Raw data →
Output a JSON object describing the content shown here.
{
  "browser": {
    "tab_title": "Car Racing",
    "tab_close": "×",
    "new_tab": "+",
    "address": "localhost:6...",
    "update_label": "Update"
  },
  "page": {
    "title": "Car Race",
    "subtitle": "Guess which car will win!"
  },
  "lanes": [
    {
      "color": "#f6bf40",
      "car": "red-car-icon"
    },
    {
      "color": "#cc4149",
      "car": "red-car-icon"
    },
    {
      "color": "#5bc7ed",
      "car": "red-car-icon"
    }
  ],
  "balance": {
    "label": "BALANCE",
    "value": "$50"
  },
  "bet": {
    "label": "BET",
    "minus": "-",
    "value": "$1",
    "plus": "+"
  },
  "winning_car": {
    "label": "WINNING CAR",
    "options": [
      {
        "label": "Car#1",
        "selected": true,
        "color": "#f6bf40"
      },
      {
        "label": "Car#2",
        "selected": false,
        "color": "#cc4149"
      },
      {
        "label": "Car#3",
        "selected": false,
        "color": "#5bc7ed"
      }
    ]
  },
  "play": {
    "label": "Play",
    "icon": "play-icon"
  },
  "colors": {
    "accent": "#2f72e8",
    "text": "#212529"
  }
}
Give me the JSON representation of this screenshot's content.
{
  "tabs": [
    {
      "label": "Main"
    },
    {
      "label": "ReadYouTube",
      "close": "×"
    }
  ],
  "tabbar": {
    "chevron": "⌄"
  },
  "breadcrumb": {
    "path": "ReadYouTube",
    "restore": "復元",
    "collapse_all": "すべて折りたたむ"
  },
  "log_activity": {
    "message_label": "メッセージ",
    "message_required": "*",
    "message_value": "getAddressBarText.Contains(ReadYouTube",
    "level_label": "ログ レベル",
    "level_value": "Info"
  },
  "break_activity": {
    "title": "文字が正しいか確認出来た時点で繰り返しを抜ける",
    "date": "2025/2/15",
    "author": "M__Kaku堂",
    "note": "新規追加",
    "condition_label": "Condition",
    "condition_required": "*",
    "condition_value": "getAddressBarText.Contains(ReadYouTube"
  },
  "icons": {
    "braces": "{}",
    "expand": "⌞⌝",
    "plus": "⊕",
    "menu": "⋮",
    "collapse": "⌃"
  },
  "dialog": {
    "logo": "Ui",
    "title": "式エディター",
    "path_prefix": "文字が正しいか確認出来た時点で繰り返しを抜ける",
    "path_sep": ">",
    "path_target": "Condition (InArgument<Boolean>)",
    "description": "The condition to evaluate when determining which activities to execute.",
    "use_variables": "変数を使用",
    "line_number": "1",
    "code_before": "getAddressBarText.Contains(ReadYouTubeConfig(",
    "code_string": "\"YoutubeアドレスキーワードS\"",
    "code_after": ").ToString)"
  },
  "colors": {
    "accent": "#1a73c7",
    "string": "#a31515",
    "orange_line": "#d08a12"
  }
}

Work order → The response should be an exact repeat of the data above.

Output →
Output a JSON object describing the content shown here.
{
  "browser": {
    "tab_title": "Car Racing",
    "tab_close": "×",
    "new_tab": "+",
    "address": "localhost:6...",
    "update_label": "Update"
  },
  "page": {
    "title": "Car Race",
    "subtitle": "Guess which car will win!"
  },
  "lanes": [
    {
      "color": "#f6bf40",
      "car": "red-car-icon"
    },
    {
      "color": "#cc4149",
      "car": "red-car-icon"
    },
    {
      "color": "#5bc7ed",
      "car": "red-car-icon"
    }
  ],
  "balance": {
    "label": "BALANCE",
    "value": "$50"
  },
  "bet": {
    "label": "BET",
    "minus": "-",
    "value": "$1",
    "plus": "+"
  },
  "winning_car": {
    "label": "WINNING CAR",
    "options": [
      {
        "label": "Car#1",
        "selected": true,
        "color": "#f6bf40"
      },
      {
        "label": "Car#2",
        "selected": false,
        "color": "#cc4149"
      },
      {
        "label": "Car#3",
        "selected": false,
        "color": "#5bc7ed"
      }
    ]
  },
  "play": {
    "label": "Play",
    "icon": "play-icon"
  },
  "colors": {
    "accent": "#2f72e8",
    "text": "#212529"
  }
}
Give me the JSON representation of this screenshot's content.
{
  "tabs": [
    {
      "label": "Main"
    },
    {
      "label": "ReadYouTube",
      "close": "×"
    }
  ],
  "tabbar": {
    "chevron": "⌄"
  },
  "breadcrumb": {
    "path": "ReadYouTube",
    "restore": "復元",
    "collapse_all": "すべて折りたたむ"
  },
  "log_activity": {
    "message_label": "メッセージ",
    "message_required": "*",
    "message_value": "getAddressBarText.Contains(ReadYouTube",
    "level_label": "ログ レベル",
    "level_value": "Info"
  },
  "break_activity": {
    "title": "文字が正しいか確認出来た時点で繰り返しを抜ける",
    "date": "2025/2/15",
    "author": "M__Kaku堂",
    "note": "新規追加",
    "condition_label": "Condition",
    "condition_required": "*",
    "condition_value": "getAddressBarText.Contains(ReadYouTube"
  },
  "icons": {
    "braces": "{}",
    "expand": "⌞⌝",
    "plus": "⊕",
    "menu": "⋮",
    "collapse": "⌃"
  },
  "dialog": {
    "logo": "Ui",
    "title": "式エディター",
    "path_prefix": "文字が正しいか確認出来た時点で繰り返しを抜ける",
    "path_sep": ">",
    "path_target": "Condition (InArgument<Boolean>)",
    "description": "The condition to evaluate when determining which activities to execute.",
    "use_variables": "変数を使用",
    "line_number": "1",
    "code_before": "getAddressBarText.Contains(ReadYouTubeConfig(",
    "code_string": "\"YoutubeアドレスキーワードS\"",
    "code_after": ").ToString)"
  },
  "colors": {
    "accent": "#1a73c7",
    "string": "#a31515",
    "orange_line": "#d08a12"
  }
}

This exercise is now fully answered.